December 7, 2017
By Will Postma
We went deep into the alphabet of names assigned to hurricanes this year. Warming waters in the Caribbean are creating conditions for more and increasingly strong hurricanes. One hurricane, Hurricane Harvey, made landfall in Texas, unleashing 60 inches of rain and causing 91 deaths.
The Diocese of North East Caribbean and Aruba (NECA) is one of eight Anglican Dioceses in the Province of West Indies. NECA celebrated its 175th anniversary on August 27 of this year with a ringing theme: Celebrating the past, seizing the moment, embracing the future. School classes would begin a few days later. Hope was in the air.
But on September 6, a storm turned into a force – Hurricane Irma – and headed towards the 12 islands of the Diocese. It gathered such strength, generating winds of 185 mph – that it forced the evacuation of the entire island of Barbuda. Residents fled quickly to Antigua, leaving behind destroyed homes, buildings, infrastructure, fields and services in a matter of a few hours. Barbuda was rendered uninhabitable for the first time in 300 years.
As the people of the islands of the northeastern Caribbean were reeling and scrambling to recover, another storm system billowed, Hurricane Maria, moving from a Category 1 to a Category 5 hurricane in 18 hours, hitting another island of the Diocese, Dominica.
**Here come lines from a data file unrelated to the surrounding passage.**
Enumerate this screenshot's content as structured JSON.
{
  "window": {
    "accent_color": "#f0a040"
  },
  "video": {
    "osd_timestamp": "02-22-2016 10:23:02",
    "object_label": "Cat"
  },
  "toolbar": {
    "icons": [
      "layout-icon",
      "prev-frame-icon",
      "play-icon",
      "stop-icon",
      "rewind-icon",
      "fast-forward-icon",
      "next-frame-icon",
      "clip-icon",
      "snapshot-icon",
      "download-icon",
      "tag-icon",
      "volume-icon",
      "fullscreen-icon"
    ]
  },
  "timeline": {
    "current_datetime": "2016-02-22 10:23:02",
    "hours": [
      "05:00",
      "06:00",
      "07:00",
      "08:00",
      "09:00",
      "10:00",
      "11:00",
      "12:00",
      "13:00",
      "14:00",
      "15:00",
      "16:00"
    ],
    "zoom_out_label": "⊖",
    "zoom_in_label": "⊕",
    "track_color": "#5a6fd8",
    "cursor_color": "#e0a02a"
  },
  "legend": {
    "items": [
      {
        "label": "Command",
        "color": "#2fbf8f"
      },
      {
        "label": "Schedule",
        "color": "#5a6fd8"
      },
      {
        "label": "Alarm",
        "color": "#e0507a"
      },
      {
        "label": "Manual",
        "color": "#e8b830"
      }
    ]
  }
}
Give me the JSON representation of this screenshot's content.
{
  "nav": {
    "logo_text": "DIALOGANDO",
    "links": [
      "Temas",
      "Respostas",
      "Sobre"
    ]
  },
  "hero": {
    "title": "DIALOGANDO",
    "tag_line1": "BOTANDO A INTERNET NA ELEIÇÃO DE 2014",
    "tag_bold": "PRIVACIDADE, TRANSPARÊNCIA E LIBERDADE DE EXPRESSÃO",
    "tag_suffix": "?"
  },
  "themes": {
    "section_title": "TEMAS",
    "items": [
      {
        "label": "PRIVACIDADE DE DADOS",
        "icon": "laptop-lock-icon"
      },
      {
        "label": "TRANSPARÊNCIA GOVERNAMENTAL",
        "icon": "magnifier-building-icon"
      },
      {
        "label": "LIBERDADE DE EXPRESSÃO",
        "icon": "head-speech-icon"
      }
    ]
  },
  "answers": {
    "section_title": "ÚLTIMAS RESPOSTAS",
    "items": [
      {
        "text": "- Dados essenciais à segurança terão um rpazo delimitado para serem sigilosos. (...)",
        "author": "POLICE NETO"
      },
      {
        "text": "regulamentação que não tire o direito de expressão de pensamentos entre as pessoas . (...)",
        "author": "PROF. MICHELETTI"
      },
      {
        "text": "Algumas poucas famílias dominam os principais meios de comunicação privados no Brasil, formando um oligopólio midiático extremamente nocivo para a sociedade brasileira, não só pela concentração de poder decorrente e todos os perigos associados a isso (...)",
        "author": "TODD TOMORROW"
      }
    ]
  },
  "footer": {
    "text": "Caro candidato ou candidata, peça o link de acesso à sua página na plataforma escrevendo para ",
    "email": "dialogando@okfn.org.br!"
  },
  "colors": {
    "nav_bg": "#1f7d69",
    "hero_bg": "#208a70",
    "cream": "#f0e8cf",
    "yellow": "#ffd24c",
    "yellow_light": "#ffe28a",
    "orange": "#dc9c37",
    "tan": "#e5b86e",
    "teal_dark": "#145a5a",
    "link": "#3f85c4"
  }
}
Fifteen people died, with severe damage inflicted on farm housing, forest reserves, coastal fishery, irrigation infrastructure, feeder roads, as well as crop and livestock production. Satellite pictures, the day before and after the hurricane, show the island drastically transformed from green to brown, trees and farmer fields uprooted.
Hurricane season officially ended December 1, thankfully, but it left behind unprecedented damage. Many of the islands have experienced hurricanes but not two in a row, not Category 5/maximum strength hurricanes, and not in such quick succession.
On Saturday, December 2, parishioners of the Diocese of Toronto came together at St. Andrew’s, Scarborough to pray for the people of the Caribbean who were so heavily affected. Bishop Peter Fenty, himself born in Barbados, encouraged us to be mindful, prayerful and compassionate towards communities all around the world affected by humanitarian disasters. There have been many in 2017: floods in Nepal, mudslides in Sierra Leone, hunger and famine in eastern Africa, refugee movements from Myanmar to Bangladesh.
On the eve of the first Sunday of Advent, it was reassuring to be with those gathered at St. Andrew’s, including so many of the Caribbean diaspora community. The Reverend Jacqueline Daley, co-organizer of the event with Bishop Fenty, encouraged us all to be compassionate towards all of our neighbours, and those in the Diocese of the Caribbean who have lost their homes, livelihoods and still experiencing trauma, wondering how and where to start.
The event raised more than $5,000 which the Diocese of NECA will use to purchase items deemed to be a priority: water, toiletries, school supplies, building materials, household furnishings, food items, sanitary and hygienic supplies, all of which can contribute to a restored sense of dignity and create conditions for a fuller recovery and return to cherished normalcy.
The Diocese of Trinidad and Tobago has already contributed items valued at $32,000. PWRDF is working closely with the Diocese of North East Caribbean and Aruba – not so accustomed to distributing humanitarian relief – to ensure clarity on systems and procedures for distribution, monitoring and reporting.
It was a moving service of reaching out in compassion and building community. As the Diocesan Bishop Errol Brooks wrote, “we keep faith in a God who loves and cares for us.”